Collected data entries
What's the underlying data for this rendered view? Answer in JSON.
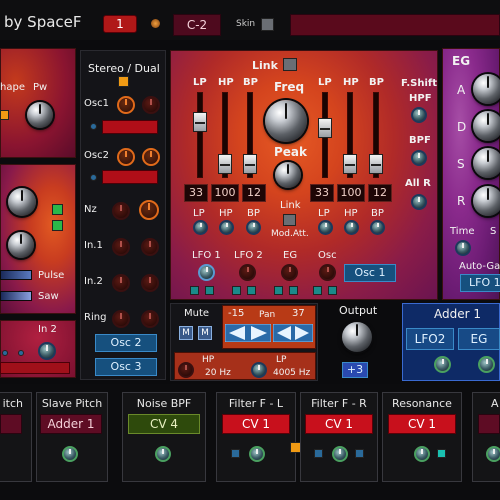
{
  "header": {
    "brand": "by SpaceF",
    "preset_number": "1",
    "note": "C-2",
    "skin_label": "Skin"
  },
  "osc_left": {
    "shape_label": "hape",
    "pw_label": "Pw",
    "pulse_label": "Pulse",
    "saw_label": "Saw",
    "in2_label": "In 2"
  },
  "stereo_dual": {
    "title": "Stereo / Dual",
    "osc1_label": "Osc1",
    "osc2_label": "Osc2",
    "nz_label": "Nz",
    "in1_label": "In.1",
    "in2_label": "In.2",
    "ring_label": "Ring",
    "osc2_button": "Osc 2",
    "osc3_button": "Osc 3"
  },
  "filter": {
    "link_label": "Link",
    "freq_label": "Freq",
    "peak_label": "Peak",
    "fshift_label": "F.Shift",
    "hpf_label": "HPF",
    "bpf_label": "BPF",
    "allr_label": "All R",
    "left_headers": [
      "LP",
      "HP",
      "BP"
    ],
    "right_headers": [
      "LP",
      "HP",
      "BP"
    ],
    "left_values": [
      "33",
      "100",
      "12"
    ],
    "right_values": [
      "33",
      "100",
      "12"
    ],
    "knob_labels_left": [
      "LP",
      "HP",
      "BP"
    ],
    "knob_labels_right": [
      "LP",
      "HP",
      "BP"
    ],
    "link2_label": "Link",
    "modatt_label": "Mod.Att.",
    "mod_labels": [
      "LFO 1",
      "LFO 2",
      "EG",
      "Osc"
    ],
    "osc1_button": "Osc 1"
  },
  "mixer": {
    "mute_label": "Mute",
    "m_label": "M",
    "pan_left": "-15",
    "pan_label": "Pan",
    "pan_right": "37",
    "hp_label": "HP",
    "hp_value": "20 Hz",
    "lp_label": "LP",
    "lp_value": "4005 Hz",
    "output_label": "Output",
    "output_value": "+3"
  },
  "eg": {
    "title": "EG",
    "a_label": "A",
    "d_label": "D",
    "s_label": "S",
    "r_label": "R",
    "time_label": "Time",
    "s2_label": "S",
    "autogate_label": "Auto-Ga",
    "lfo_display": "LFO 1"
  },
  "adder": {
    "title": "Adder 1",
    "lfo2": "LFO2",
    "eg": "EG"
  },
  "bottom": {
    "pitch_title": "itch",
    "slave_title": "Slave Pitch",
    "slave_value": "Adder 1",
    "noise_title": "Noise BPF",
    "noise_value": "CV 4",
    "filter_l_title": "Filter F - L",
    "filter_l_value": "CV 1",
    "filter_r_title": "Filter F - R",
    "filter_r_value": "CV 1",
    "res_title": "Resonance",
    "res_value": "CV 1",
    "a_title": "A"
  },
  "colors": {
    "accent_red": "#c8101c",
    "accent_blue": "#16507e",
    "accent_orange": "#f09a14",
    "panel_purple": "#8a2a8c"
  }
}
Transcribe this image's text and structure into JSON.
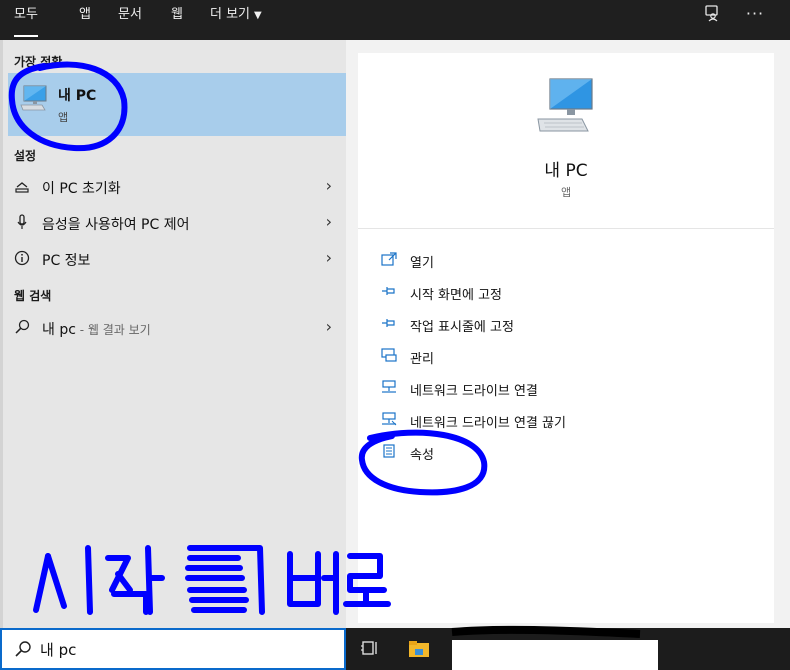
{
  "topbar": {
    "tabs": [
      "모두",
      "앱",
      "문서",
      "웹"
    ],
    "more_label": "더 보기",
    "feedback_icon": "feedback-icon",
    "more_options_icon": "more-options-icon"
  },
  "left": {
    "best_match_header": "가장 정확",
    "best_match": {
      "title": "내 PC",
      "subtitle": "앱"
    },
    "settings_header": "설정",
    "settings_items": [
      {
        "icon": "reset-icon",
        "label": "이 PC 초기화"
      },
      {
        "icon": "microphone-icon",
        "label": "음성을 사용하여 PC 제어"
      },
      {
        "icon": "info-icon",
        "label": "PC 정보"
      }
    ],
    "web_header": "웹 검색",
    "web_item": {
      "label": "내 pc",
      "suffix": " - 웹 결과 보기"
    }
  },
  "right": {
    "app_name": "내 PC",
    "app_kind": "앱",
    "actions": [
      {
        "icon": "open-icon",
        "label": "열기"
      },
      {
        "icon": "pin-start-icon",
        "label": "시작 화면에 고정"
      },
      {
        "icon": "pin-taskbar-icon",
        "label": "작업 표시줄에 고정"
      },
      {
        "icon": "manage-icon",
        "label": "관리"
      },
      {
        "icon": "map-drive-icon",
        "label": "네트워크 드라이브 연결"
      },
      {
        "icon": "disconnect-drive-icon",
        "label": "네트워크 드라이브 연결 끊기"
      },
      {
        "icon": "properties-icon",
        "label": "속성"
      }
    ]
  },
  "search": {
    "value": "내 pc"
  },
  "annotation": {
    "handwritten_text": "시작 버튼",
    "color": "#0000ff"
  },
  "colors": {
    "accent": "#0a6acb",
    "selection": "#a8cdeb"
  }
}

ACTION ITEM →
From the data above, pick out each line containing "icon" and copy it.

REPLY TO THE TASK →
    "feedback_icon": "feedback-icon",
    "more_options_icon": "more-options-icon"
        "icon": "reset-icon",
        "icon": "microphone-icon",
        "icon": "info-icon",
        "icon": "open-icon",
        "icon": "pin-start-icon",
        "icon": "pin-taskbar-icon",
        "icon": "manage-icon",
        "icon": "map-drive-icon",
        "icon": "disconnect-drive-icon",
        "icon": "properties-icon",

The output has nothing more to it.